## Exercise details
Copy out every record below, word for word.

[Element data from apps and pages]
◇ ◇ ◇ ◇ ◇ ◇ ◇
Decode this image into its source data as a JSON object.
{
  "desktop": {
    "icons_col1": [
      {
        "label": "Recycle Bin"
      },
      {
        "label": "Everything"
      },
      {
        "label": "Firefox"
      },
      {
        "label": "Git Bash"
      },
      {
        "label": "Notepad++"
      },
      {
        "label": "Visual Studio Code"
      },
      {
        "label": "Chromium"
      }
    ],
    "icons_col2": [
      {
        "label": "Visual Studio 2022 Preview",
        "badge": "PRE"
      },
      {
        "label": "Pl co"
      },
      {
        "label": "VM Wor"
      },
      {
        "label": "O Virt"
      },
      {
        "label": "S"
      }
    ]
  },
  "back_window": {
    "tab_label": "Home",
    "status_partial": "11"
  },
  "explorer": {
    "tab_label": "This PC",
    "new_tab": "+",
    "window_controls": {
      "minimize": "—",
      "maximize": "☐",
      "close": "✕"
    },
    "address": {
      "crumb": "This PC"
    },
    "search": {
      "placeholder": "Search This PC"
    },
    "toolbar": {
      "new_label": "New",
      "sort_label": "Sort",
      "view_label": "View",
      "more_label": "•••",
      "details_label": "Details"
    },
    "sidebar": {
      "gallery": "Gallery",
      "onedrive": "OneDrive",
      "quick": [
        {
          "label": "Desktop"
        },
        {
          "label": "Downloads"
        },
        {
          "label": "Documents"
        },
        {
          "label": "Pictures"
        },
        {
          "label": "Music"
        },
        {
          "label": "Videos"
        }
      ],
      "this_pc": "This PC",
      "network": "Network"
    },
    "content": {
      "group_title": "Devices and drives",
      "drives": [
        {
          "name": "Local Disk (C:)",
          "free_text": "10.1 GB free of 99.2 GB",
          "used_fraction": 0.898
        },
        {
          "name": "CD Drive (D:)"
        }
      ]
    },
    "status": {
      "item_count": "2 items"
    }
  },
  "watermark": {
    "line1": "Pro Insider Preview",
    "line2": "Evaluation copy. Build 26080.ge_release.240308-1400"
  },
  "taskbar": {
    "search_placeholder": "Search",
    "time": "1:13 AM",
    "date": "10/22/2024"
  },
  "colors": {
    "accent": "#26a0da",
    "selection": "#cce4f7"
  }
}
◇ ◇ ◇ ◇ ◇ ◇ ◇
## Answer to the exercise
Decode this image into its source data as a JSON object.
{
  "desktop": {
    "icons_col1": [
      {
        "label": "Recycle Bin"
      },
      {
        "label": "Everything"
      },
      {
        "label": "Firefox"
      },
      {
        "label": "Git Bash"
      },
      {
        "label": "Notepad++"
      },
      {
        "label": "Visual Studio Code"
      },
      {
        "label": "Chromium"
      }
    ],
    "icons_col2": [
      {
        "label": "Visual Studio 2022 Preview",
        "badge": "PRE"
      },
      {
        "label": "Pl co"
      },
      {
        "label": "VM Wor"
      },
      {
        "label": "O Virt"
      },
      {
        "label": "S"
      }
    ]
  },
  "back_window": {
    "tab_label": "Home",
    "status_partial": "11"
  },
  "explorer": {
    "tab_label": "This PC",
    "new_tab": "+",
    "window_controls": {
      "minimize": "—",
      "maximize": "☐",
      "close": "✕"
    },
    "address": {
      "crumb": "This PC"
    },
    "search": {
      "placeholder": "Search This PC"
    },
    "toolbar": {
      "new_label": "New",
      "sort_label": "Sort",
      "view_label": "View",
      "more_label": "•••",
      "details_label": "Details"
    },
    "sidebar": {
      "gallery": "Gallery",
      "onedrive": "OneDrive",
      "quick": [
        {
          "label": "Desktop"
        },
        {
          "label": "Downloads"
        },
        {
          "label": "Documents"
        },
        {
          "label": "Pictures"
        },
        {
          "label": "Music"
        },
        {
          "label": "Videos"
        }
      ],
      "this_pc": "This PC",
      "network": "Network"
    },
    "content": {
      "group_title": "Devices and drives",
      "drives": [
        {
          "name": "Local Disk (C:)",
          "free_text": "10.1 GB free of 99.2 GB",
          "used_fraction": 0.898
        },
        {
          "name": "CD Drive (D:)"
        }
      ]
    },
    "status": {
      "item_count": "2 items"
    }
  },
  "watermark": {
    "line1": "Pro Insider Preview",
    "line2": "Evaluation copy. Build 26080.ge_release.240308-1400"
  },
  "taskbar": {
    "search_placeholder": "Search",
    "time": "1:13 AM",
    "date": "10/22/2024"
  },
  "colors": {
    "accent": "#26a0da",
    "selection": "#cce4f7"
  }
}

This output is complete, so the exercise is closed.